Chronic otitis media is the repeated occurrence or failure to completely heal either AOM or OME. There is typically a rupture in the ear drum, intermittent oozing of fluid from the middle ear to the ear canal, and hearing impairment. If left untreated it may lead to even more serious conditions, such as inflammation of the brain or paralysis of the facial nerve.
There are two steps in the treatment of AOM and chronic OM. The first is to try to eradicate the infection. The second is to prevent the ear from getting damp or moist. Antibiotics are required to suppress the bacterial infection and precaution is required when taking a bath to avoid moisture from entering the ear and allowing bacteria to regenerate. Closely fitting silicone ear plugs ensure that water stays out.
For OME, anti-inflammatory drugs and nasal sprays are used to open up the eustacian tube to allow the liquid trapped in the middle ear to flow through it. However, it is very common for the liquid to not drain out with medicine alone. Therefore, cutting a small slit in the ear drum and placing a small tube (also called a grommet) in it is often necessary to drain the middle ear. At this point the doctor will almost certainly say, "Be careful to not let water into the ear." This is especially important when bathing because it is so easy to get bath water filled with bacteria or sweat into your ear. In this situation you should always wear silicone ear plugs.
You can still enjoy water sports if you have a middle ear infection, as long as you protect your ears from water using silicone ear plugs. If there is a chance of bumping the ear plug out of place, then a head band in combination with the ear plugs is also advisable.References
- Hajime Kanke, The Journal of Pediatric Practice, 1998, volume 8, issue 75, pp. 1447-1449.

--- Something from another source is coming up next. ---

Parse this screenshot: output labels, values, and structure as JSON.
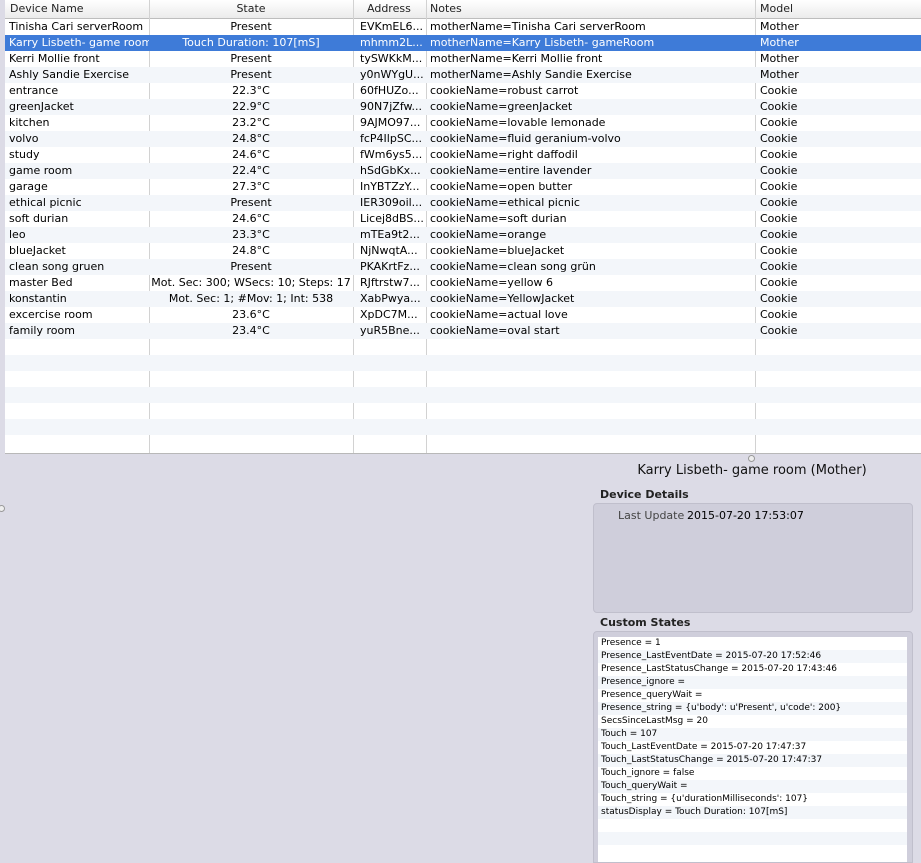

- *Gates GA, Cost-effectiveness Considerations in Otitis Media Treatment, Otolaryngol Head Neck Surg, 114 (4), April 1996, 525-530.
- McKinley Health Center, www.mckinley.uiuc.edu/info/dis-cond/misc/otitisme.html
- Miller-Keane Medical Dictionary, 2000.
- Practical Otology, Daniel J. Pender, J. B. Lippincott Company, 1992. 6. Audiology and Auditory Dysfunction, George T. Mencher, Sanford E. Gerber, Andrew McCombe, Allyn & Bacon, 1997.
The Greater Boston Otitis Media Study Group followed 194 children for 7 years. Each time the child visited his or her physician, data were collected about episodes of otitis media (there were an average of 7 visits per year during the birth to 3-year-old period). Data were also collected periodically on a wide variety of measures related to intellectual ability, cognitive functioning, and language competency by trained diagnosticians who were uninformed about the purposes of the study. At the age of seven the children were divided into two groups: Group 1, those with less than 30 days of otitis media over the first 3 years of their lives, and Group 2, those with 130 or more days of otitis media over the same period.
After statistically adjusting the results for a variety of demographic and socio-economic status variables, children with fewer episodes of otitis media did substantially better than their peers on all measures. The difference averaged about one-half standard deviation, which is equivalent to more than a year's worth of development in reading or math. (Teele, et al (1990), The Journal of Infectious Diseases, 169, 685-694.)